*WHAT THE TASK REQUIRES:* Write out each entry below exactly. Do not include the images.

────────────────────

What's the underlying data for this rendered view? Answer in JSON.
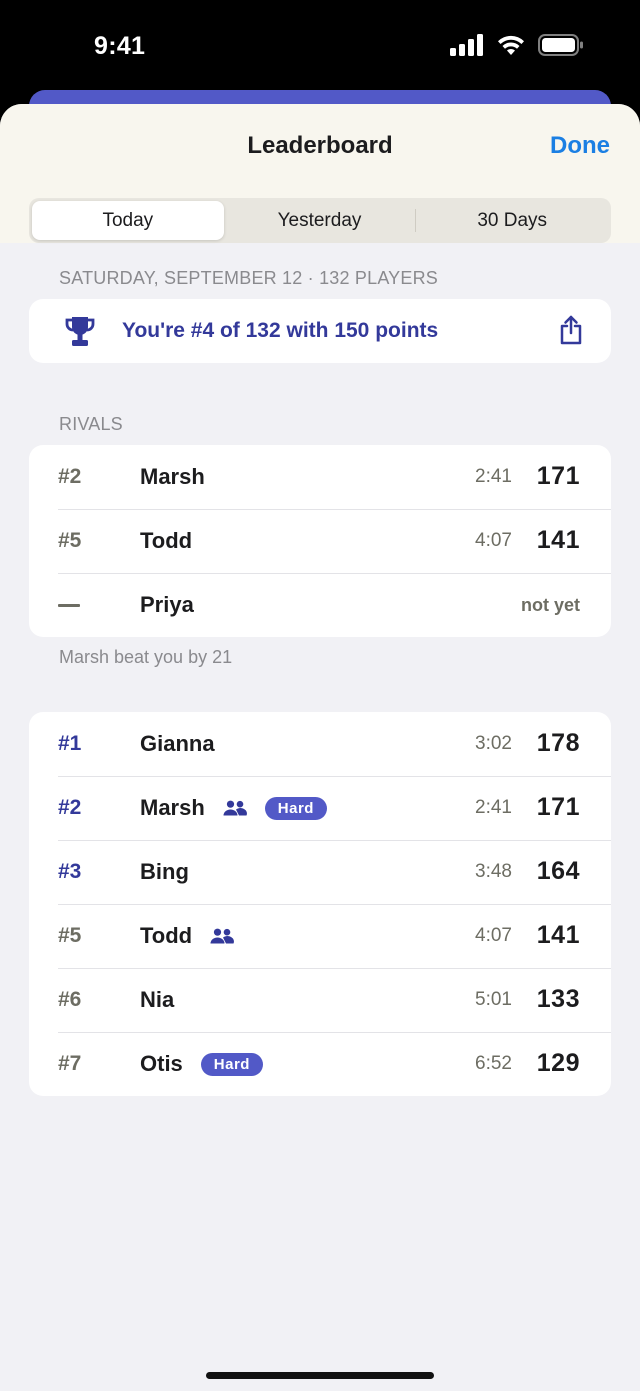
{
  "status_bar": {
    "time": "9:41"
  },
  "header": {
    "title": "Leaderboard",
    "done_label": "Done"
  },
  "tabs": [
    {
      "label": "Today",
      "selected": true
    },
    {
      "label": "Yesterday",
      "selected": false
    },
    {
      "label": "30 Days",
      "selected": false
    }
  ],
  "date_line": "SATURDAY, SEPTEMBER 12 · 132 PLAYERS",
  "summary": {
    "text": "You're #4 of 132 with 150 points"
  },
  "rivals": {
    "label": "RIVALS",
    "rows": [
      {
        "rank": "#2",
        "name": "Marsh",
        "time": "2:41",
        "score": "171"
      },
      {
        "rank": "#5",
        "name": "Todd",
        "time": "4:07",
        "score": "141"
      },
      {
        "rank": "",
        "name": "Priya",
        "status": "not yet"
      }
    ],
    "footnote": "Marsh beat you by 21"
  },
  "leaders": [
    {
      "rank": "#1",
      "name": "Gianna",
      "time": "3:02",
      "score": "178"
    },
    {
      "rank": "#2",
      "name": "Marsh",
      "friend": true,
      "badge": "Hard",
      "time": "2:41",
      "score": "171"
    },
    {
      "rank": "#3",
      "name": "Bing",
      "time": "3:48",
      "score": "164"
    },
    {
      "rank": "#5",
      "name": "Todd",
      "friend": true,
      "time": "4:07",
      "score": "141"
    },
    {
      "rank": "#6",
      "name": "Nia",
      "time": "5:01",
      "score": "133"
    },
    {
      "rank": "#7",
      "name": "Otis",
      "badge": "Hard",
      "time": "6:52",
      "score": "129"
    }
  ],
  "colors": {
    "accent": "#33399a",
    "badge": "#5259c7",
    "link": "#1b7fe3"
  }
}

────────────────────

*RESULT OF THE EXERCISE:*
What's the underlying data for this rendered view? Answer in JSON.
{
  "status_bar": {
    "time": "9:41"
  },
  "header": {
    "title": "Leaderboard",
    "done_label": "Done"
  },
  "tabs": [
    {
      "label": "Today",
      "selected": true
    },
    {
      "label": "Yesterday",
      "selected": false
    },
    {
      "label": "30 Days",
      "selected": false
    }
  ],
  "date_line": "SATURDAY, SEPTEMBER 12 · 132 PLAYERS",
  "summary": {
    "text": "You're #4 of 132 with 150 points"
  },
  "rivals": {
    "label": "RIVALS",
    "rows": [
      {
        "rank": "#2",
        "name": "Marsh",
        "time": "2:41",
        "score": "171"
      },
      {
        "rank": "#5",
        "name": "Todd",
        "time": "4:07",
        "score": "141"
      },
      {
        "rank": "",
        "name": "Priya",
        "status": "not yet"
      }
    ],
    "footnote": "Marsh beat you by 21"
  },
  "leaders": [
    {
      "rank": "#1",
      "name": "Gianna",
      "time": "3:02",
      "score": "178"
    },
    {
      "rank": "#2",
      "name": "Marsh",
      "friend": true,
      "badge": "Hard",
      "time": "2:41",
      "score": "171"
    },
    {
      "rank": "#3",
      "name": "Bing",
      "time": "3:48",
      "score": "164"
    },
    {
      "rank": "#5",
      "name": "Todd",
      "friend": true,
      "time": "4:07",
      "score": "141"
    },
    {
      "rank": "#6",
      "name": "Nia",
      "time": "5:01",
      "score": "133"
    },
    {
      "rank": "#7",
      "name": "Otis",
      "badge": "Hard",
      "time": "6:52",
      "score": "129"
    }
  ],
  "colors": {
    "accent": "#33399a",
    "badge": "#5259c7",
    "link": "#1b7fe3"
  }
}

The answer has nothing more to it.